Benefit-Cost Analysis of
Programs that Impact Crime
In 2021, the Alabama Legislature created the Study Commission on Interagency Cooperation and Collaboration on the Rehabilitation and Reintegration of Formerly Incarcerated Individuals (Reentry Commission). According to Act 2021-478, one of the responsibilities of the Reentry Commission is to “[i]dentify, implement, and promote evidence-based research, policies, strategies, and programming to support successful reentry and reintegration.” To aid in the identification and promotion of evidence-based programs, ACES provided a list of rigorously studied policies, strategies, and programs that have been proven to impact criminal recidivism rates among previous offenders to the Reentry Commission.
Each of these programs have been rigorously studied, resulting in statistically significant impact on crime. For the purposes of this report, ACES grouped the programs into the following categories:
- Custody Programs
- Supervision Programs
- Adult Mental Health & Substance Use Programs
- Education & Childrens Programs (Includes Child Welfare and Child Mental Health)
- Public Health Prevention Programs
Supervision and custody programs are operated within the traditional adult criminal justice realm. Custody programs may be found within state prisons or jails while supervision programs could be delivered in a host of settings across the state, including inpatient facilities or alternative courts.
The remaining categories reflect programs delivered in non-traditional criminal justice settings. These programs often are targeted at different outcomes but were found to have an impact on crime.

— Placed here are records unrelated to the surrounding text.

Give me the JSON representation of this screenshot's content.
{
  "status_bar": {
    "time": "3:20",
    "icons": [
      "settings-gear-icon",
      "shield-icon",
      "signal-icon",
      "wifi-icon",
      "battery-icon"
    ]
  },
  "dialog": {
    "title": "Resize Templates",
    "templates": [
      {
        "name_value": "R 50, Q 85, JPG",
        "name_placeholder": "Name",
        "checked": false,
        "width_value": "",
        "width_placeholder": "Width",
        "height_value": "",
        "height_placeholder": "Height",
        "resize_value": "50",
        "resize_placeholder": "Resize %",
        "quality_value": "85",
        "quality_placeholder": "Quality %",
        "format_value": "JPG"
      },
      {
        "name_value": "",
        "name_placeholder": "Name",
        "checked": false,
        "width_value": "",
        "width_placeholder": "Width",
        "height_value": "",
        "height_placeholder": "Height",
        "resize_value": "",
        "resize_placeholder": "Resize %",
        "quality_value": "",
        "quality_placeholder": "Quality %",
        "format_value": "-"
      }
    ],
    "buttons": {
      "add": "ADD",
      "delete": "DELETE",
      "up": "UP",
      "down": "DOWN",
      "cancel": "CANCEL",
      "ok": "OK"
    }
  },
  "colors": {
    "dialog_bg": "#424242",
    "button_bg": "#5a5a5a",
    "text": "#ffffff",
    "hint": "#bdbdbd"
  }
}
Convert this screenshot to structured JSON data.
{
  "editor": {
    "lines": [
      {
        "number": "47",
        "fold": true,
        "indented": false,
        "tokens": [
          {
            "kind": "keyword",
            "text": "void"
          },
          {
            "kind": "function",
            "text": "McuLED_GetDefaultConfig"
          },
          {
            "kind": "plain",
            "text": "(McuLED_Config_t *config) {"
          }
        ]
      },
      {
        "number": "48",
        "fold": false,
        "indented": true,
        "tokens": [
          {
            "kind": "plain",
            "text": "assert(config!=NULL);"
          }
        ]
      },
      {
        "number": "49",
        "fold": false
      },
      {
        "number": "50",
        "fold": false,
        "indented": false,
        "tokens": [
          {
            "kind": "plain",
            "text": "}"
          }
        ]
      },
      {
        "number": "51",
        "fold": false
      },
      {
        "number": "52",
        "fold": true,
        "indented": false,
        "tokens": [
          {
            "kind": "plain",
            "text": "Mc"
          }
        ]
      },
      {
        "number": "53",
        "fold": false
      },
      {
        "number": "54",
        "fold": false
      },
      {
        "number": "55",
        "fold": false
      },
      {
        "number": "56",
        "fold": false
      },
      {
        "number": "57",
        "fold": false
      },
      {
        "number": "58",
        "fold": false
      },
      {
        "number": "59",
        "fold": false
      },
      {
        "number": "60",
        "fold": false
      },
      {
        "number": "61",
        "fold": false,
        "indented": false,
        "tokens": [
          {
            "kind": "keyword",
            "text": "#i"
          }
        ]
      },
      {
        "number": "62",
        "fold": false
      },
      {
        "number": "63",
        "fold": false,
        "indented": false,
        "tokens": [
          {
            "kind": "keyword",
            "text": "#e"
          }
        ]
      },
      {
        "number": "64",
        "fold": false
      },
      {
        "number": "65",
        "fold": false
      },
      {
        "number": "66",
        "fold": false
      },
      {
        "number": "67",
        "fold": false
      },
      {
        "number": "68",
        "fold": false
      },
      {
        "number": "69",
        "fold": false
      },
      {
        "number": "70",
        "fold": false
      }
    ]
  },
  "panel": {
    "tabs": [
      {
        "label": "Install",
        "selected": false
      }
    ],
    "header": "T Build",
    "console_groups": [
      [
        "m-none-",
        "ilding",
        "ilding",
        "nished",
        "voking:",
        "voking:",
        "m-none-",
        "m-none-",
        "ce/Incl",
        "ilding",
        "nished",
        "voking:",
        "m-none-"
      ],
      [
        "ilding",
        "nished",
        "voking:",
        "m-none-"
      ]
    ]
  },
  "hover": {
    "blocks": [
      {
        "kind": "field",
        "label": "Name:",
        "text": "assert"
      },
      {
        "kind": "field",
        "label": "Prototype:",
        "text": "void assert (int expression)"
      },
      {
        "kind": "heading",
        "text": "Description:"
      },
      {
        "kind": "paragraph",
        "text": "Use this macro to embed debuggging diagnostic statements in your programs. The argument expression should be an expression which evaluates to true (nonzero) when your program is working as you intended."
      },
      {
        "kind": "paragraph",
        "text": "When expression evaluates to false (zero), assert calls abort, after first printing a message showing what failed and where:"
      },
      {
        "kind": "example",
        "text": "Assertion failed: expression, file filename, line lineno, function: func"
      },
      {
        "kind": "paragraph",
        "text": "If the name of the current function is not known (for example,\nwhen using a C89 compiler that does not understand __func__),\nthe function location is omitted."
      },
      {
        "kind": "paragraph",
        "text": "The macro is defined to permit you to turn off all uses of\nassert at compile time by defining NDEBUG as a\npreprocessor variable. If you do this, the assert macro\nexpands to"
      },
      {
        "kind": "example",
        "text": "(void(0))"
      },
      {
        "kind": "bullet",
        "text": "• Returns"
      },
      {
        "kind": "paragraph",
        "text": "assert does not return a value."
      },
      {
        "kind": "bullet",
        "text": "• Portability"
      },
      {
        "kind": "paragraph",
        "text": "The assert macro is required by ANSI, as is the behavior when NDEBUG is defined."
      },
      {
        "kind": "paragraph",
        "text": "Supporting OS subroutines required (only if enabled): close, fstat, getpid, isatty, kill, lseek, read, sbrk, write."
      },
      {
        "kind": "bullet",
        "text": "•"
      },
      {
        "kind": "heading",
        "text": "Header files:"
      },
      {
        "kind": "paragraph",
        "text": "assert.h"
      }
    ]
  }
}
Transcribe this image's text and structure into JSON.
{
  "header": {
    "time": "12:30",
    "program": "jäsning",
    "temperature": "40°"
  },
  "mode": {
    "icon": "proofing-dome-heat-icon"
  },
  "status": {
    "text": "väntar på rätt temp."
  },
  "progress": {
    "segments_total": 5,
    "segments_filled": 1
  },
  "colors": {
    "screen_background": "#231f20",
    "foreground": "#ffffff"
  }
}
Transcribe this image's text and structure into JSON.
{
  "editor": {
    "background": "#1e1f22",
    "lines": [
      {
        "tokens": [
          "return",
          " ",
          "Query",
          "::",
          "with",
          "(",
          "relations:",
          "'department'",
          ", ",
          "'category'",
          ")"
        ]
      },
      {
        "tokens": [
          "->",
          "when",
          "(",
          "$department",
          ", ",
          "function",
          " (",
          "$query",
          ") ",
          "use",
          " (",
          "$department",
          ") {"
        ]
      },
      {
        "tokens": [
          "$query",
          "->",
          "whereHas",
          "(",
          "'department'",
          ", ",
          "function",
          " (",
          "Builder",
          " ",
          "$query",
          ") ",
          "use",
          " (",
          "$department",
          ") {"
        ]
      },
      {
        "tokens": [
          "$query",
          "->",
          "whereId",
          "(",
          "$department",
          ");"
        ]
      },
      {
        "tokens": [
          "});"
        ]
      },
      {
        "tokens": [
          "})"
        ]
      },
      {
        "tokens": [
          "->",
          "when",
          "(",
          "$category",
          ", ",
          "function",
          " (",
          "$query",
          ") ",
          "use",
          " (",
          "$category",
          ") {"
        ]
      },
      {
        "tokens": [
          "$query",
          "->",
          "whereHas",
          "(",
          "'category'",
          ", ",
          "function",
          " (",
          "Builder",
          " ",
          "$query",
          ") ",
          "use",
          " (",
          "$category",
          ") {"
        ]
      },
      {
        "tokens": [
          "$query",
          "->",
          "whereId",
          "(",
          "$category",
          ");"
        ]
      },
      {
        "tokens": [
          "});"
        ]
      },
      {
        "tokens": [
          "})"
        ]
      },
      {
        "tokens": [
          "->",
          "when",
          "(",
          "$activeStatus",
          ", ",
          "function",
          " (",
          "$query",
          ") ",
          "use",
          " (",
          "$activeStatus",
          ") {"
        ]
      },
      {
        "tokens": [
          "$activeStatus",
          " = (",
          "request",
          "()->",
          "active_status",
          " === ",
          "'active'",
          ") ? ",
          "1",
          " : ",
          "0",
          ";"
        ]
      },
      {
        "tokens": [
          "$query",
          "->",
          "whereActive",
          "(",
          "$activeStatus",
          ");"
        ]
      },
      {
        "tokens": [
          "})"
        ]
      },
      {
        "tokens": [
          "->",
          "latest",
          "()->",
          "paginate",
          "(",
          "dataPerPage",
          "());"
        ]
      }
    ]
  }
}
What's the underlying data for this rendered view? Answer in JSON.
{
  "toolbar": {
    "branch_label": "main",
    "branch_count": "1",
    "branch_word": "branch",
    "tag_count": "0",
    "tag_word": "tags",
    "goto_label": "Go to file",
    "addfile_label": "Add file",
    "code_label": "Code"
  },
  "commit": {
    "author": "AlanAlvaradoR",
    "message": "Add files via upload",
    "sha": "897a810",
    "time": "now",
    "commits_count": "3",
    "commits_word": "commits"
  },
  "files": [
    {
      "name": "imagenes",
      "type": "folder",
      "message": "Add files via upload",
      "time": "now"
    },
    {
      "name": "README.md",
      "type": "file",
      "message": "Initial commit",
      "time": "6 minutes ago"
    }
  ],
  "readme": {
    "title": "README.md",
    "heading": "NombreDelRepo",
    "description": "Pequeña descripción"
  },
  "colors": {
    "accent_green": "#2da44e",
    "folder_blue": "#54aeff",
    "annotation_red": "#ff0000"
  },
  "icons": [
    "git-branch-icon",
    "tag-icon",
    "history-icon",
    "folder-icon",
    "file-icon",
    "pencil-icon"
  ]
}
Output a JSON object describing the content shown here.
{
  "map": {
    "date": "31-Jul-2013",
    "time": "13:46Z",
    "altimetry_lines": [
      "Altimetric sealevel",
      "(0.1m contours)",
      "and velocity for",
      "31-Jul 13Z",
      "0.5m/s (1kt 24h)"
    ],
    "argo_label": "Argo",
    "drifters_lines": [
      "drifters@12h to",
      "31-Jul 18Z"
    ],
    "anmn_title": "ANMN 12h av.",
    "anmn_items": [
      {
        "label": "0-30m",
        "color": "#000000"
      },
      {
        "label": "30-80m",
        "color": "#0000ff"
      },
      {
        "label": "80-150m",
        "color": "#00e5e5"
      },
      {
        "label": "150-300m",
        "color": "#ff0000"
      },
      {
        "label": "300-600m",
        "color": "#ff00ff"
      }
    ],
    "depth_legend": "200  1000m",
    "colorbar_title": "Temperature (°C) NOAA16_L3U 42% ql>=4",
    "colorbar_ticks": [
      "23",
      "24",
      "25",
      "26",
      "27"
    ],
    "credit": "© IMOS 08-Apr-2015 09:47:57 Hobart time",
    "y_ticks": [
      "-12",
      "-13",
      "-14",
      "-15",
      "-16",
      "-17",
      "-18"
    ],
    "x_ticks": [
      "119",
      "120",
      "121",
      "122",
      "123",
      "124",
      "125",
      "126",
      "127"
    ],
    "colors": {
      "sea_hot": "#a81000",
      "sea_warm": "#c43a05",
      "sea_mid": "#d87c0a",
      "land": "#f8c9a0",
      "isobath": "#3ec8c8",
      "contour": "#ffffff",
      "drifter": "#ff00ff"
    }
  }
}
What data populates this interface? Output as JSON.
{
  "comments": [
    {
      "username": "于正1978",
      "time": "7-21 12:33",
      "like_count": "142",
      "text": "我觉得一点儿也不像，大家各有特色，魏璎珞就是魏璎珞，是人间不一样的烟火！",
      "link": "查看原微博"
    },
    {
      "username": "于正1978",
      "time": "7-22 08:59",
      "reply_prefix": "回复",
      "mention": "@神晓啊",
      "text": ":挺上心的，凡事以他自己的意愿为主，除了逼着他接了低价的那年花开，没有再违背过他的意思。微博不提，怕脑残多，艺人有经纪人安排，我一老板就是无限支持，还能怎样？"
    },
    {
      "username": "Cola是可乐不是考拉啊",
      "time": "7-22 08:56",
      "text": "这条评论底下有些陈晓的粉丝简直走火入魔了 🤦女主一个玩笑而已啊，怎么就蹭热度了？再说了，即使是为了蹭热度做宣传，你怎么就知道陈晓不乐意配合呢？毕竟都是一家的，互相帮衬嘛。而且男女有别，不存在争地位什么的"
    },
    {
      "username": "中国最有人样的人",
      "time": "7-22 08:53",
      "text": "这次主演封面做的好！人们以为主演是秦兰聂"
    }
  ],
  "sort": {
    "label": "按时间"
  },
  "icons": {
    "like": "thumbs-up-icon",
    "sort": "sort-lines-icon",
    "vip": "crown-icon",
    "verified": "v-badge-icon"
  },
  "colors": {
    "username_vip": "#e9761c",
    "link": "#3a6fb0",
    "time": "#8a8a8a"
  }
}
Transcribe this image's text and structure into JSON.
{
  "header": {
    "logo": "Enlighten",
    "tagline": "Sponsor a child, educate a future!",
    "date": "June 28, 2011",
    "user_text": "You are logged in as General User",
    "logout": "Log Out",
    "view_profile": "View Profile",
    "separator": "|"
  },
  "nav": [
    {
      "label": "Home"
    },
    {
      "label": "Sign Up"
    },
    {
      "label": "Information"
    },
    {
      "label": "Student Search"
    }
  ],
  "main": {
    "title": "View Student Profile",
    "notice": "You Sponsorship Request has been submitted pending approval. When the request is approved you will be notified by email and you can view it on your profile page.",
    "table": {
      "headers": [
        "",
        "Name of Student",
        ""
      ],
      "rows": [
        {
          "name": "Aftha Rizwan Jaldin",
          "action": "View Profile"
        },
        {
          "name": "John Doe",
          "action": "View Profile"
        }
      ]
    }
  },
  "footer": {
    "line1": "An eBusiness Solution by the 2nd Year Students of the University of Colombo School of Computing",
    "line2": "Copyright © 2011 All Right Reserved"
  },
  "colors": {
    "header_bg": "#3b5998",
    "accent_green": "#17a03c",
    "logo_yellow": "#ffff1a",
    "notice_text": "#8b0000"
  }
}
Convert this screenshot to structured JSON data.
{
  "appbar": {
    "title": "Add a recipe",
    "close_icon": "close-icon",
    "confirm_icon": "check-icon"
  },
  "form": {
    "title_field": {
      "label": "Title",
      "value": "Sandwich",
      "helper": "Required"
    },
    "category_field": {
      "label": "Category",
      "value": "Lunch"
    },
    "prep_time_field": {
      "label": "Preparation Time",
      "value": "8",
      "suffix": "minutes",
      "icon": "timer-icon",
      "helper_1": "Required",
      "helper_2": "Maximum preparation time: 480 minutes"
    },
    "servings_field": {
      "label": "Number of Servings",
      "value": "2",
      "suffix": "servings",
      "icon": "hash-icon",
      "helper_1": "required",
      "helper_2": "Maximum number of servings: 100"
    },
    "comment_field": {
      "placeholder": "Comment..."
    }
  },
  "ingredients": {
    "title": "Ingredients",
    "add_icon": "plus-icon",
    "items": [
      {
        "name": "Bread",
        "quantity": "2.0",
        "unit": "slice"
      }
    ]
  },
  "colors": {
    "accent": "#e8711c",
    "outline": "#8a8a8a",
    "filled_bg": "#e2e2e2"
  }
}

It should be noted that not all programs had a positive impact on crime. Some programs may result in more criminal activity among participants, but the overall benefits of the program significantly outpace the negative criminal component.
Because these programs are evidence-based, ACES was able to conduct a benefit-cost analysis on the programs to produce an estimated return on investment – benefits – and the likelihood that the return on investment would exceed the marginal cost of delivery – probability that benefits will exceed cost. This analysis will aid the Reentry Commission in two more of its objectives involving the lowering the “collateral costs of incarceration” and to “cost-efficiently advance reentry and reintegration efforts.”
There are a few of important things for policymakers to consider about this analysis.
First, the analysis is limited to those programs or policies where rigorous evidence is available. It is certainly possible for programs that are not included in this analysis to lead to effective results. Those programs should be evaluated for their impact on crime at which point this analysis can be updated.
Second, ACES estimated average marginal cost for program delivery based on the best available information, not specific to any current Alabama run program. For all programs, a Monte Carlo simulation was performed to determine the likelihood that total lifetime benefits would exceed the cost of delivering the program. As with any investment analysis, estimating benefits and costs necessarily involves uncertainty and some degree of speculation about the future.
Third, ACES did not directly evaluate programs for outcomes or effectiveness. This analysis reflects the estimated benefits if Alabama were to realize similar outcomes to those found in the evidence. As these programs are matched to programs in Alabama, further work should be conducted to ensure these programs are implemented correctly, identify actual marginal cost of delivery, and conduct separate impact evaluations for Alabama specific results.
Supervision & Custody Programs